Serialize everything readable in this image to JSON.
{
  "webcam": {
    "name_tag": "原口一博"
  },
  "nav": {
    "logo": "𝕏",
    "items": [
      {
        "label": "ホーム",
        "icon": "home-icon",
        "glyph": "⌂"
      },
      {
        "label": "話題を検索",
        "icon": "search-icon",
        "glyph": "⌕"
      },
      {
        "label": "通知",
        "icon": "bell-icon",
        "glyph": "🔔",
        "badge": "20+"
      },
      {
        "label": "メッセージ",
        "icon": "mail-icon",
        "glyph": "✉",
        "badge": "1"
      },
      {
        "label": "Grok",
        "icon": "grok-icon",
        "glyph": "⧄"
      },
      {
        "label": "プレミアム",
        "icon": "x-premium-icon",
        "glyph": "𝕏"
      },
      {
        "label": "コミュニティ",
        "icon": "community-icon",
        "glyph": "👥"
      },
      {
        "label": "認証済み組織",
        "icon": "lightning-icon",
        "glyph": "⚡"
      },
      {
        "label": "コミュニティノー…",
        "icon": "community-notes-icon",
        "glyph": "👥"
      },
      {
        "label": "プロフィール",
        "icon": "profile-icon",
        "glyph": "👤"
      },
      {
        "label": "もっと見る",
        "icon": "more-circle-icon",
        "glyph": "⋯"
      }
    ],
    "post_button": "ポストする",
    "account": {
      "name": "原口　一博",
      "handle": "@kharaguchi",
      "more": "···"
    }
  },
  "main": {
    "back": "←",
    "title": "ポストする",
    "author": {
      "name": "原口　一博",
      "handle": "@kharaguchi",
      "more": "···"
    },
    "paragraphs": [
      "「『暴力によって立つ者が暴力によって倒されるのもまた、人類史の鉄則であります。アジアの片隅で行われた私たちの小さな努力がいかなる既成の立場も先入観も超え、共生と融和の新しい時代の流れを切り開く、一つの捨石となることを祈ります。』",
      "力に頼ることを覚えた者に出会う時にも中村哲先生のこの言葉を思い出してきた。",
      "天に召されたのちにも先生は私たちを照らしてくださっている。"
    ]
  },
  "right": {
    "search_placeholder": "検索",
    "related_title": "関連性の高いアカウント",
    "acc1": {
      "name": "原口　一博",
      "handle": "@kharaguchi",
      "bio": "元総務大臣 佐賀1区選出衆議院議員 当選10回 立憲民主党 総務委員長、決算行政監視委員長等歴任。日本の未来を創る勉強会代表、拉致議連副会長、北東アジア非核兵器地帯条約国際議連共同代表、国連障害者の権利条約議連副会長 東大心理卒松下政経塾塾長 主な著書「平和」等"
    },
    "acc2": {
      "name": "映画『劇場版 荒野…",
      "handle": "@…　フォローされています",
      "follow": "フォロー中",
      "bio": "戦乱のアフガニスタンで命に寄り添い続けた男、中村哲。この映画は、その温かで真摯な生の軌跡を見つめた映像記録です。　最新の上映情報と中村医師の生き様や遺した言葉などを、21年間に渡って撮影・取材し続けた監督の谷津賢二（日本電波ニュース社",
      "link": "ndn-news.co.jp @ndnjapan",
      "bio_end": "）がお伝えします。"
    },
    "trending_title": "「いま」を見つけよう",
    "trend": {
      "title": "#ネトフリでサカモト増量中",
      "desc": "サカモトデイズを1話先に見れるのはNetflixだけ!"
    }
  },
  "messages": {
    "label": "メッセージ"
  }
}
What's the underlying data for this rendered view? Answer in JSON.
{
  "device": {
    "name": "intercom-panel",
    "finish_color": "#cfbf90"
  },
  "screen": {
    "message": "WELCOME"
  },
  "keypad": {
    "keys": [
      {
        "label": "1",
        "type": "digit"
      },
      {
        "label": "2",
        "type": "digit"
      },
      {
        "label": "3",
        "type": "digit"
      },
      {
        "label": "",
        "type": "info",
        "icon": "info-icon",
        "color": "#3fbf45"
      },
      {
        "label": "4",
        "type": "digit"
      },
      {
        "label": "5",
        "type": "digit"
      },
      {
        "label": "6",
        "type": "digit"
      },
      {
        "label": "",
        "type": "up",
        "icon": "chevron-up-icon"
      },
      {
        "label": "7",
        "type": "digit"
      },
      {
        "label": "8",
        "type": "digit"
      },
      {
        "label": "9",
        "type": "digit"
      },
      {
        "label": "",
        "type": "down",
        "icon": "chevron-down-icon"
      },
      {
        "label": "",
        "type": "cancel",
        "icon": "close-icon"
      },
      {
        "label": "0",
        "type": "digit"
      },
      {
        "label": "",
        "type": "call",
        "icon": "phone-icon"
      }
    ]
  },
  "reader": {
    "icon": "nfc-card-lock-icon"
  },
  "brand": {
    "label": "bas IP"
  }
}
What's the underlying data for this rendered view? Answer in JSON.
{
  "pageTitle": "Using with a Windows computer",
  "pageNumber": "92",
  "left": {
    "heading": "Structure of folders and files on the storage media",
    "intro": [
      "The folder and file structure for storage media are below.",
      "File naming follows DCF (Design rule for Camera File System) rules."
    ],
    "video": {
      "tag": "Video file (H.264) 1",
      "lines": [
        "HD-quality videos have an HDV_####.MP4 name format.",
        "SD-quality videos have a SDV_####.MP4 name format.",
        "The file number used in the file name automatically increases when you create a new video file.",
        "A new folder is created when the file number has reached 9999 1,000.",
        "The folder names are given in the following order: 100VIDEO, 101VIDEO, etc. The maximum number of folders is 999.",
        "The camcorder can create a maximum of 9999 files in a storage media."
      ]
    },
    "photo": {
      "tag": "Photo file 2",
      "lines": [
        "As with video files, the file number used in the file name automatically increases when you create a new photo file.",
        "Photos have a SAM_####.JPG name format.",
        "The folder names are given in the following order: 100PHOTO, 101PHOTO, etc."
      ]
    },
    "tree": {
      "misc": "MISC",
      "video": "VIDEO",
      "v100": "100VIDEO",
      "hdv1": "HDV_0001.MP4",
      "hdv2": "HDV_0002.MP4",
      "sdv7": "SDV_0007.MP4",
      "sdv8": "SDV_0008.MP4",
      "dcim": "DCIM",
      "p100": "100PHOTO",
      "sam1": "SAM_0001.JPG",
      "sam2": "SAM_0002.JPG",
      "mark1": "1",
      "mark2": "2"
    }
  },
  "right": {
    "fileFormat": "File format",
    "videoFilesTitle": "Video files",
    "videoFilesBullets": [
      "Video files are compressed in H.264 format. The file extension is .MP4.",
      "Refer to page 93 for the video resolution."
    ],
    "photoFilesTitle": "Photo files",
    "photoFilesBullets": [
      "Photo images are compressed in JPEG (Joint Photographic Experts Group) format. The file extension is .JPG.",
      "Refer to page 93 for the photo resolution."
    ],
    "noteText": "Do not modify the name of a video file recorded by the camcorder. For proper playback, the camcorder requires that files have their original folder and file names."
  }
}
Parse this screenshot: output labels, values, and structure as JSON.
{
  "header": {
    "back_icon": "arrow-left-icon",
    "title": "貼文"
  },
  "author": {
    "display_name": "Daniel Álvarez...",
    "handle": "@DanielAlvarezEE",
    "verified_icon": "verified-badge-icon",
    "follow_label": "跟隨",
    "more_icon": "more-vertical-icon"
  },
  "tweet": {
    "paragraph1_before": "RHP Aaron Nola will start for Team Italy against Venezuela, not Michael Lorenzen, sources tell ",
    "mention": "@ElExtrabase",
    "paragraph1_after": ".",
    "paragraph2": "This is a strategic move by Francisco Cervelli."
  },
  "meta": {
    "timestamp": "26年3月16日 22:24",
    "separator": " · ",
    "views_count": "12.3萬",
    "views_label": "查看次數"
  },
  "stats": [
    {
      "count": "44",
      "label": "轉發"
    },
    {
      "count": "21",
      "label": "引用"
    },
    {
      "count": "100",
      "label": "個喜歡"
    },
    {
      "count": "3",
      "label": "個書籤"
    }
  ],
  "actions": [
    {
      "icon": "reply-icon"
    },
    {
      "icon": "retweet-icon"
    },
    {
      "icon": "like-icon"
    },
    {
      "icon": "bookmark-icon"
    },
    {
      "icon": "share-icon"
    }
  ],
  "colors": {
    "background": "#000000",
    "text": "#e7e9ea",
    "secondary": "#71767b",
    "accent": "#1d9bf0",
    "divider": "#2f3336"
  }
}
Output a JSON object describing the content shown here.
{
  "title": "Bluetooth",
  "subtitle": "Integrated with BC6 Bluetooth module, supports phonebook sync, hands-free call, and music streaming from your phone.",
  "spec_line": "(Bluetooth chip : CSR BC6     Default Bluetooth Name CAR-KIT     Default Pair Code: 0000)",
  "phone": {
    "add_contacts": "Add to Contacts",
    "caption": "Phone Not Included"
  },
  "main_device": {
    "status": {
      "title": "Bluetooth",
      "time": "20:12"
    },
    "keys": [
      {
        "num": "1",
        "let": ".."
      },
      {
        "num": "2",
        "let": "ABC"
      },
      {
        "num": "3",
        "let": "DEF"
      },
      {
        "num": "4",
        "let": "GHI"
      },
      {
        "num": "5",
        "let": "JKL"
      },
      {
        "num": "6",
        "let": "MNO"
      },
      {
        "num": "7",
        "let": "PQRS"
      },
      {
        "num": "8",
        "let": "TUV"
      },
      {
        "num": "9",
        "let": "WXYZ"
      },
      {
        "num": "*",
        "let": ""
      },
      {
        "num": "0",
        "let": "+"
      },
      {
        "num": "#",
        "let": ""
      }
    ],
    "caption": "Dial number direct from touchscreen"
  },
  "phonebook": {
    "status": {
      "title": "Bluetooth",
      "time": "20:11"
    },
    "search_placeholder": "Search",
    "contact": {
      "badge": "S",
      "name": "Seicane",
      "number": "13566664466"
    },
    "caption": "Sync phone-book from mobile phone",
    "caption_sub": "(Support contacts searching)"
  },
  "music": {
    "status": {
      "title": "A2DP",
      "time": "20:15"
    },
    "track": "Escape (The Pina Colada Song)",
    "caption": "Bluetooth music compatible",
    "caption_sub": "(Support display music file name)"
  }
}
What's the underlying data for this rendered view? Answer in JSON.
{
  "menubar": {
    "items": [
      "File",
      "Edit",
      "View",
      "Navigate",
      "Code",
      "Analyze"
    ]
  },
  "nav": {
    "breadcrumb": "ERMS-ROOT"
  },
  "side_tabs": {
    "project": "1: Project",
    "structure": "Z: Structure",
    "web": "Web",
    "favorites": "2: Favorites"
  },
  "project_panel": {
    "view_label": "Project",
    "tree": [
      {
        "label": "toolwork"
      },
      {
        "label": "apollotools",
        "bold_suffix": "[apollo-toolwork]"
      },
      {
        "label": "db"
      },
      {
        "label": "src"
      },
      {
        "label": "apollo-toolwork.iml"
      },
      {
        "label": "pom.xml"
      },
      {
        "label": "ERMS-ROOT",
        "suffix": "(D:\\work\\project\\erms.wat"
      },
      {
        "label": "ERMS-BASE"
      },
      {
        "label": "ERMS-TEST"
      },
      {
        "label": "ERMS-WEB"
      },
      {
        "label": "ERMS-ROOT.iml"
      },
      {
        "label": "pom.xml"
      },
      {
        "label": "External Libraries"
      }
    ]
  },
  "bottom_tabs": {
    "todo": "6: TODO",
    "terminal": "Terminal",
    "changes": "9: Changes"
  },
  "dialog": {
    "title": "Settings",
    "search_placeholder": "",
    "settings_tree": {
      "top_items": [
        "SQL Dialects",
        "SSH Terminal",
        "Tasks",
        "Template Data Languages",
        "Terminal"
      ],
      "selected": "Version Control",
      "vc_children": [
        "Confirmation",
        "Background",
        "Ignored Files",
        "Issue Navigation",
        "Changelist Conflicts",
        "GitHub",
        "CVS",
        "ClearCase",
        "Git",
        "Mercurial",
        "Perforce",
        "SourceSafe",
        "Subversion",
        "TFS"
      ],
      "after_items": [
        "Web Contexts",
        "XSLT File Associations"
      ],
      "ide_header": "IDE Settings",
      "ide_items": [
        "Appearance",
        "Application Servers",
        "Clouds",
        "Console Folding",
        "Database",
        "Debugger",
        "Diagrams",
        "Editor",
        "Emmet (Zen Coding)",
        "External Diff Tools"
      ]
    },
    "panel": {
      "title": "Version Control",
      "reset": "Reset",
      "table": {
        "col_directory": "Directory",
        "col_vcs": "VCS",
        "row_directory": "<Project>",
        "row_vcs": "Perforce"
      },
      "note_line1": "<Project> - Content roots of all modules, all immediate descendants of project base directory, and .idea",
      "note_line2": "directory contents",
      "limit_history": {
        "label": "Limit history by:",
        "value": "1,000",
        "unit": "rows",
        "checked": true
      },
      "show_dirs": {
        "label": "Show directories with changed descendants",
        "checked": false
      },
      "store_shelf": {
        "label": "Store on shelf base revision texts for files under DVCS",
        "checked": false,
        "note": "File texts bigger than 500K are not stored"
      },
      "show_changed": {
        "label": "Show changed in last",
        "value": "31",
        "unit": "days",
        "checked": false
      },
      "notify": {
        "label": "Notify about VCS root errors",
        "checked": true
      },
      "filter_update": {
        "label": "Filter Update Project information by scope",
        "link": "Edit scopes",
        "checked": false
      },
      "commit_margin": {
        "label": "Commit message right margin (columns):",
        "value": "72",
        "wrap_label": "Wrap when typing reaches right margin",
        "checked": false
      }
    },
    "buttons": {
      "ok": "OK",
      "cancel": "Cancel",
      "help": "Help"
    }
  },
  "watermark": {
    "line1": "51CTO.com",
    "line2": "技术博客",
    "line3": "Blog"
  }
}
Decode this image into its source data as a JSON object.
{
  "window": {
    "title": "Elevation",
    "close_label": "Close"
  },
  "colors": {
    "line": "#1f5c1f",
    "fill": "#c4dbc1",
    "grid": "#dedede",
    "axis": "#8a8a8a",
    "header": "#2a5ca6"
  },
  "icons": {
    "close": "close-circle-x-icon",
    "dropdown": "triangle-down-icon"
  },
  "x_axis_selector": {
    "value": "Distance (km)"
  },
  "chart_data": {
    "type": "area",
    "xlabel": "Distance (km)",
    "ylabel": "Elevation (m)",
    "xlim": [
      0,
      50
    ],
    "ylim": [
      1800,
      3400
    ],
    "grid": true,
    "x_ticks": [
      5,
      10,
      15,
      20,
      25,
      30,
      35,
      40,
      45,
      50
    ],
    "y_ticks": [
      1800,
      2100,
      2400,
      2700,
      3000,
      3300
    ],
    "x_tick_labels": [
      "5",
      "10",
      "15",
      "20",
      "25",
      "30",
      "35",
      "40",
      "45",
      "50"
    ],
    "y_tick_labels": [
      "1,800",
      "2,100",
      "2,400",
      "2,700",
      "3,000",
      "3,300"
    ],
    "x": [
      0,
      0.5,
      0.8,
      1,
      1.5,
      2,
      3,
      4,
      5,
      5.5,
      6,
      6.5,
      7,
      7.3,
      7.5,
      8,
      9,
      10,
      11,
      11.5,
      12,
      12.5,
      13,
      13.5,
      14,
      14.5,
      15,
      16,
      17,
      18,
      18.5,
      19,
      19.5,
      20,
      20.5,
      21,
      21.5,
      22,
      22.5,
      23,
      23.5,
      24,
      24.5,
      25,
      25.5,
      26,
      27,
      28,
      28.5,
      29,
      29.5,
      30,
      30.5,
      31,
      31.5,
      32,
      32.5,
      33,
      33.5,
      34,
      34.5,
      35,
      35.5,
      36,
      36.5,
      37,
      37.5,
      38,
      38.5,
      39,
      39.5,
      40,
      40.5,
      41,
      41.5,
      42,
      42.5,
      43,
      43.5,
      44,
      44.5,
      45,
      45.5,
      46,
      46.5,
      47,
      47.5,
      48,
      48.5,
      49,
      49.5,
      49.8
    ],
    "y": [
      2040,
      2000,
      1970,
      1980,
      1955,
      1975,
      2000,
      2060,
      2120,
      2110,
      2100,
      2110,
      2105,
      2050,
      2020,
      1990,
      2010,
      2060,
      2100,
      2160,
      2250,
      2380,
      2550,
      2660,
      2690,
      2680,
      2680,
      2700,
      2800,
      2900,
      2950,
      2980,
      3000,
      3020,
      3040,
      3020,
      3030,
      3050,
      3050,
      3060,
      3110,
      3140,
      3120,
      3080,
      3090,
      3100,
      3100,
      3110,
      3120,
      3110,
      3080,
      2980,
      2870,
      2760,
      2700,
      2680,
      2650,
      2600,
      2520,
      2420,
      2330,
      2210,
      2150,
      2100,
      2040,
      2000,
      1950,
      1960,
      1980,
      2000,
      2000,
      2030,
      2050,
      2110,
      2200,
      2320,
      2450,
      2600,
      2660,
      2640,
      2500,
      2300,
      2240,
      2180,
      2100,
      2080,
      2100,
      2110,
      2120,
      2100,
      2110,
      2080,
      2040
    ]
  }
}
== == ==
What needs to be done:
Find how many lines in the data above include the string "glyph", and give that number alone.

Task answer:
11